DATA IN THIS EXERCISE section start
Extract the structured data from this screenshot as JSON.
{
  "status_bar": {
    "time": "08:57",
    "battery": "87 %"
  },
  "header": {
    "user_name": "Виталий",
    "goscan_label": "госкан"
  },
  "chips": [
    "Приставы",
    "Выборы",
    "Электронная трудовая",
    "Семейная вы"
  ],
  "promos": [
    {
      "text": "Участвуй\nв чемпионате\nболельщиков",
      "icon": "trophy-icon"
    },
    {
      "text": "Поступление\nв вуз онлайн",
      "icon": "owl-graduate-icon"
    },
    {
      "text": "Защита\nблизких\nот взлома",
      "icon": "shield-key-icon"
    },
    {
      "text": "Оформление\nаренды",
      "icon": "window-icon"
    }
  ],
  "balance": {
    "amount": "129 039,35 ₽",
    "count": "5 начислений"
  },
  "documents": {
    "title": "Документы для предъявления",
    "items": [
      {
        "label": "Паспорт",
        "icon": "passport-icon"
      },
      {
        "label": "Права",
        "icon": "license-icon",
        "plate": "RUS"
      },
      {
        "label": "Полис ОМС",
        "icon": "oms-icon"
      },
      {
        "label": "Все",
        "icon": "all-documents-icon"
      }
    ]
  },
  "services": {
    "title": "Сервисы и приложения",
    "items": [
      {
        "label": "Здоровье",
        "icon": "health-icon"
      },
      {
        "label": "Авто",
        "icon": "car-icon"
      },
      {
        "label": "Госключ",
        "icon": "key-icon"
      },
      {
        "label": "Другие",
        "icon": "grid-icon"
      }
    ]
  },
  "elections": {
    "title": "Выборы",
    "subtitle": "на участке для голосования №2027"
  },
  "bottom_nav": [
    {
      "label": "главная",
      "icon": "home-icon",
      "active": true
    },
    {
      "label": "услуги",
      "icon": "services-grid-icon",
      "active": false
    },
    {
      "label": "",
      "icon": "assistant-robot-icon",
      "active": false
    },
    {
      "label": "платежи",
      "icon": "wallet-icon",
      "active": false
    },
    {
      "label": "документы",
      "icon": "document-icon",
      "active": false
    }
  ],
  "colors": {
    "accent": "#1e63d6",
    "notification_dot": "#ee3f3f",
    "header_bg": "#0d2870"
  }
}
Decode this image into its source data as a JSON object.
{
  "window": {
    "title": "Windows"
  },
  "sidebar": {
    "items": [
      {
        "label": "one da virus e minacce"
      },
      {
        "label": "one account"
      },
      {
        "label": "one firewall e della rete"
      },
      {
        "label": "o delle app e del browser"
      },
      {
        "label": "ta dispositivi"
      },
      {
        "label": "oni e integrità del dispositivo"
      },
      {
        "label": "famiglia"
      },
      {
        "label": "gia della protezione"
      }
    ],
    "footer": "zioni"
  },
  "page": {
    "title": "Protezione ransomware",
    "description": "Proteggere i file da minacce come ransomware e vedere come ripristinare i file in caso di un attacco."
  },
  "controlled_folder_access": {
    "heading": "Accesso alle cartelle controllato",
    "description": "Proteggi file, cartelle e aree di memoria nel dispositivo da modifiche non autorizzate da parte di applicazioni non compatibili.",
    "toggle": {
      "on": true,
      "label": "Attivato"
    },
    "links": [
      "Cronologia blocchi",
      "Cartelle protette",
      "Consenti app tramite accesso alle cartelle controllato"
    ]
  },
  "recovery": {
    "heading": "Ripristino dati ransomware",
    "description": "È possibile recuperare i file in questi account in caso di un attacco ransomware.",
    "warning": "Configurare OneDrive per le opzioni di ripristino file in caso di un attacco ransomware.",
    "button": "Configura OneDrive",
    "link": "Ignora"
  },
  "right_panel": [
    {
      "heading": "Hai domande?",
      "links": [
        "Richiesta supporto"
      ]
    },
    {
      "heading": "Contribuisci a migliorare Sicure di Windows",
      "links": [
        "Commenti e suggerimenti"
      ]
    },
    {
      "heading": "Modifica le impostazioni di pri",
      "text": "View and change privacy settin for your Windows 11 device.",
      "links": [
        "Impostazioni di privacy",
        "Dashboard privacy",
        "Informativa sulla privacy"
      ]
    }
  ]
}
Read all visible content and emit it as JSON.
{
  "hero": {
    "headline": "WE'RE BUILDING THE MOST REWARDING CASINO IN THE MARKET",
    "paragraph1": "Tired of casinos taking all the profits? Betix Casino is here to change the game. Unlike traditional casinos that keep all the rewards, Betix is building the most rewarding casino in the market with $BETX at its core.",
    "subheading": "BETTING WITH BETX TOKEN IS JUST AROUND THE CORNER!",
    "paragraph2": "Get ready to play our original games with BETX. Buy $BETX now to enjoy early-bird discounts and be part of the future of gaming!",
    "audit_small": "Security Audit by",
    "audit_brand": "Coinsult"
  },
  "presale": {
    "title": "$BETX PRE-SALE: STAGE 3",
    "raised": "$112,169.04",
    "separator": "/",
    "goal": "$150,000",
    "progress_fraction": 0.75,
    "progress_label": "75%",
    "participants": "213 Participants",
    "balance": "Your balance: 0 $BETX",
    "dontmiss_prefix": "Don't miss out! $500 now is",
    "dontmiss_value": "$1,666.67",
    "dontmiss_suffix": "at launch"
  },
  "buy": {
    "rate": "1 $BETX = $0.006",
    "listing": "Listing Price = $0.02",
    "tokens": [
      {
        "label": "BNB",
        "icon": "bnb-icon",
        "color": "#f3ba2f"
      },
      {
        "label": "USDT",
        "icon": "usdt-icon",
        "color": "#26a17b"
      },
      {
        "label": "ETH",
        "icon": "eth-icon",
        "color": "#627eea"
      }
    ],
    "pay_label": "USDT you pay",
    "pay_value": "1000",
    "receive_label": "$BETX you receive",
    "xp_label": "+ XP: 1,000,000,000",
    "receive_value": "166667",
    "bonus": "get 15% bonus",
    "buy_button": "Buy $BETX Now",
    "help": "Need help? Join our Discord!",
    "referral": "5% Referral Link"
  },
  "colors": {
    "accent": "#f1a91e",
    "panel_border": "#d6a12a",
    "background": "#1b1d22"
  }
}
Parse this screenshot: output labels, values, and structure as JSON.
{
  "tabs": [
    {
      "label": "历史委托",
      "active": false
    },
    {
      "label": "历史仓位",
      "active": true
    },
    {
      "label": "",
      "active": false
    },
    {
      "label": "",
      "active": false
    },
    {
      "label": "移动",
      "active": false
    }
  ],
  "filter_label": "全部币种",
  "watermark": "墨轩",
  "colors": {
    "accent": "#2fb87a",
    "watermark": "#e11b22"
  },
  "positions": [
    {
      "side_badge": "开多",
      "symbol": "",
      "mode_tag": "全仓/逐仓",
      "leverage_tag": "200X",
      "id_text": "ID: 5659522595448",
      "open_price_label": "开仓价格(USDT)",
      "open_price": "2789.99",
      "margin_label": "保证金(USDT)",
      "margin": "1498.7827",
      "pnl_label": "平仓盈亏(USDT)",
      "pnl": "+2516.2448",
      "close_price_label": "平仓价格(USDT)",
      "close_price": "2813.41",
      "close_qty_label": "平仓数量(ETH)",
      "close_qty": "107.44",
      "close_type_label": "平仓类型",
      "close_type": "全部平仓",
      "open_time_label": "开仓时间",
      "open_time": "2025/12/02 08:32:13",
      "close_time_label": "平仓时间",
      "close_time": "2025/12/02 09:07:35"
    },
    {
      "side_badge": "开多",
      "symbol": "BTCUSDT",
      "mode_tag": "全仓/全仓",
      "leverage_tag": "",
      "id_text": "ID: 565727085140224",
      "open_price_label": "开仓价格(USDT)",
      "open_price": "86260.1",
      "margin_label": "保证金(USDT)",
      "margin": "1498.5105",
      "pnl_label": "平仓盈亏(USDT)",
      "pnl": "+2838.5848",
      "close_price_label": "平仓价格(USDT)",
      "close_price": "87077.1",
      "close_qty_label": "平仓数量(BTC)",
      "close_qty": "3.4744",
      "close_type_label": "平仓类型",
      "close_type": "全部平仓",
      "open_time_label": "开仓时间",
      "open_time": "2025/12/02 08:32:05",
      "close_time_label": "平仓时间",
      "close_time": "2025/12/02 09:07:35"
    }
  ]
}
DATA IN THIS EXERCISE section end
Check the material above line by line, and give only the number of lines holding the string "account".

2